Ethereum, the second-largest cryptocurrency by market cap, has an ace up its sleeve in the form of an upcoming upgrade. The much-hyped Shanghai upgrade is expected to boost interest in Ethereum with some significant improvements to the network. But Ethereum devs recently announced that the upgrade, which was initially scheduled to go live in March, will now be launched only in April.
Why has this news created waves in the crypto community? What changes with this upgrade? Let’s find out!
What Is the Shanghai Upgrade?
Ethereum launched its Beacon Chain in 2020. And since its release, users have staked over $27 billion worth of ETH on the network. None of this is currently withdrawable. With the highly anticipated Shanghai upgrade, validators will be able to withdraw staked ETH from the network, which is why this upgrade is such a big deal.
Initial Plans for the Shanghai Upgrade
The upgrade was originally slated for a release in the second half of 2023, with September being set as the latest possible date for launch. But in December 2022, following a meeting, Ethereum devs gave a tentative March date for the upgrade to go live, a significant move up from September. They then confirmed this in January, with developers seeming confident about the early release date.
Owing to the early release, the upgrade was also set to sacrifice quite a few other improvements to the overall Ethereum network. Some developers did express concern about the early release, stating that it might be too ambitious and not very realistic.
Launch Delayed to April
Last week, Ethereum developers announced that the Shanghai upgrade’s release date would likely be within the first two weeks of April. In its place, the Goerli testnet will go live in March. The Goerli testnet is essentially a dress rehearsal of the Shanghai upgrade, allowing developers to iron out the kinks before launching the upgrade on the mainnet.
This is not the first testnet for the Shanghai upgrade. The Zhejiang and Sepolia testnets have gone live already. With multiple iterations and fixes, the devs aim to ensure that the upgrade runs without a hitch once it’s finally on the mainnet.
The Ethereum Staking Pool
Users have currently staked over 17.5 million ETH tokens on the Ethereum blockchain. That accounts for over 14.5% of all ETH in circulation.
Currently, the largest stakers on the network are intermediaries like Lido and crypto exchanges such as Coinbase, Kraken, and Binance. These four companies pool together customer deposits to stake ETH and earn passive rewards, and their deposits alone make up 56% of all staked ETH on the network.

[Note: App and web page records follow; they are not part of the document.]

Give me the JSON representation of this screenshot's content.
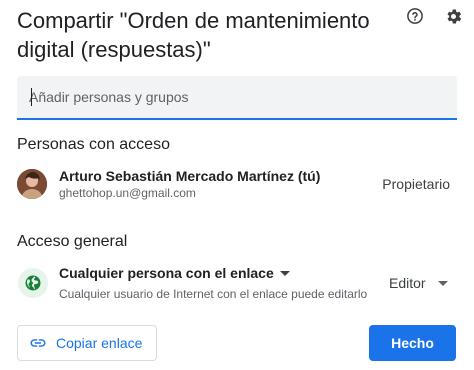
{
  "dialog": {
    "title": "Compartir \"Orden de mantenimiento digital (respuestas)\"",
    "icons": {
      "help": "help-circle-icon",
      "settings": "gear-icon"
    }
  },
  "add_people": {
    "placeholder": "Añadir personas y grupos"
  },
  "people_with_access": {
    "section_title": "Personas con acceso",
    "people": [
      {
        "name": "Arturo Sebastián Mercado Martínez (tú)",
        "email": "ghettohop.un@gmail.com",
        "role": "Propietario"
      }
    ]
  },
  "general_access": {
    "section_title": "Acceso general",
    "access_level": "Cualquier persona con el enlace",
    "description": "Cualquier usuario de Internet con el enlace puede editarlo",
    "role": "Editor",
    "icon": "globe-icon",
    "icon_bg": "#e6f4ea",
    "icon_color": "#188038"
  },
  "footer": {
    "copy_link_label": "Copiar enlace",
    "done_label": "Hecho"
  },
  "colors": {
    "accent": "#1a73e8",
    "text": "#202124",
    "secondary_text": "#5f6368"
  }
}
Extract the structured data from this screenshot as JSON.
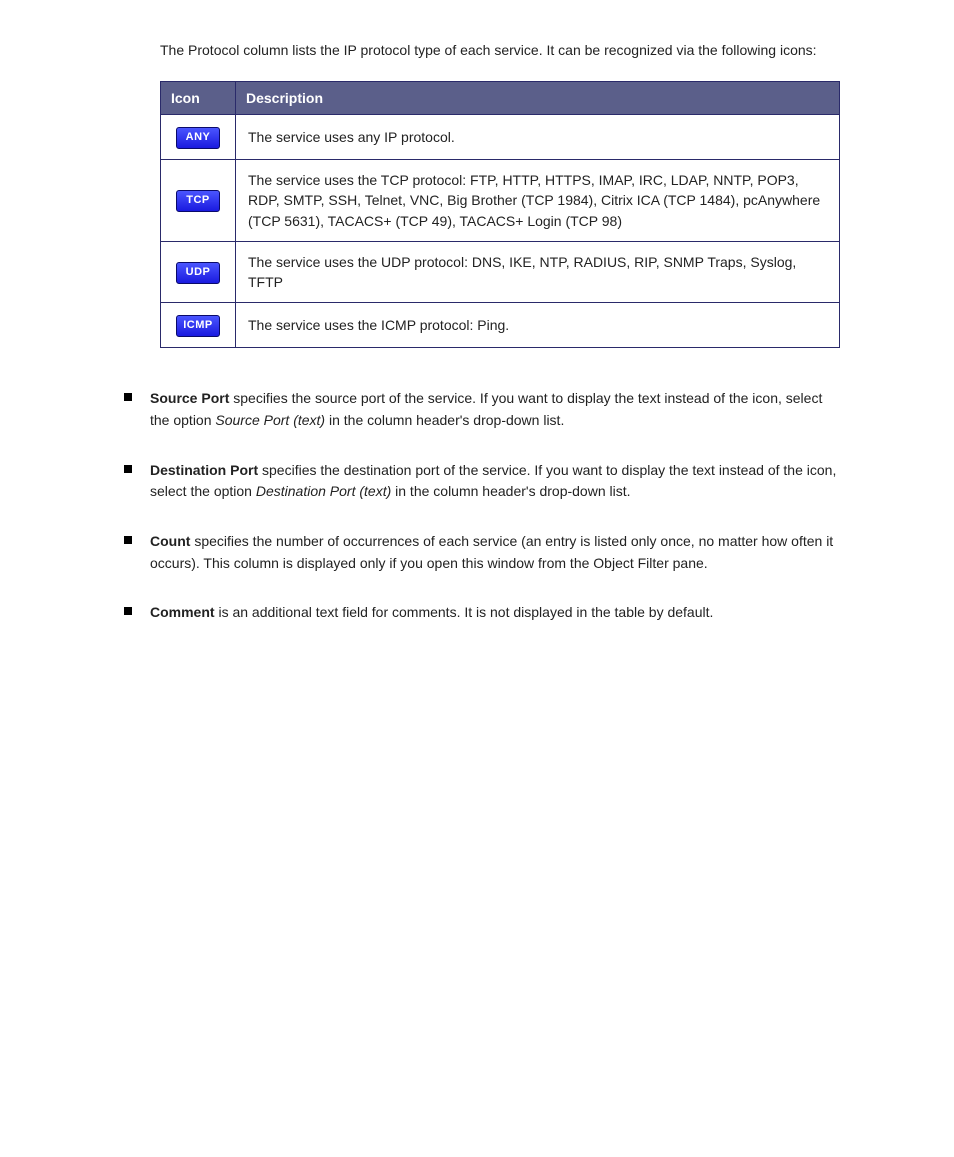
{
  "intro": "The Protocol column lists the IP protocol type of each service. It can be recognized via the following icons:",
  "table": {
    "headers": {
      "icon": "Icon",
      "desc": "Description"
    },
    "rows": [
      {
        "badge": "ANY",
        "desc_html": "The service uses any IP protocol."
      },
      {
        "badge": "TCP",
        "desc_html": "The service uses the TCP protocol: FTP, HTTP, HTTPS, IMAP, IRC, LDAP, NNTP, POP3, RDP, SMTP, SSH, Telnet, VNC, Big Brother (TCP 1984), Citrix ICA (TCP 1484), pcAnywhere (TCP 5631), TACACS+ (TCP 49), TACACS+ Login (TCP 98)"
      },
      {
        "badge": "UDP",
        "desc_html": "The service uses the UDP protocol: DNS, IKE, NTP, RADIUS, RIP, SNMP Traps, Syslog, TFTP"
      },
      {
        "badge": "ICMP",
        "desc_html": "The service uses the ICMP protocol: Ping."
      }
    ]
  },
  "fields": [
    {
      "name": "Source Port",
      "text": " specifies the source port of the service. If you want to display the text instead of the icon, select the option ",
      "opt": "Source Port (text)",
      "tail": " in the column header's drop-down list."
    },
    {
      "name": "Destination Port",
      "text": " specifies the destination port of the service. If you want to display the text instead of the icon, select the option ",
      "opt": "Destination Port (text)",
      "tail": " in the column header's drop-down list."
    },
    {
      "name": "Count",
      "text": " specifies the number of occurrences of each service (an entry is listed only once, no matter how often it occurs). This column is displayed only if you open this window from the Object Filter pane.",
      "opt": "",
      "tail": ""
    },
    {
      "name": "Comment",
      "text": " is an additional text field for comments. It is not displayed in the table by default.",
      "opt": "",
      "tail": ""
    }
  ]
}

The Ethereum devs are clearly prioritizing quality over speed. And given the recent mishaps in the crypto space, that isn’t really the worst thing to do. Building trust is the most important thing for crypto and blockchain right now, and Ethereum seems to be on track to do just that. While the upgrade is delayed by a month, it only makes sense to release the best possible version of it.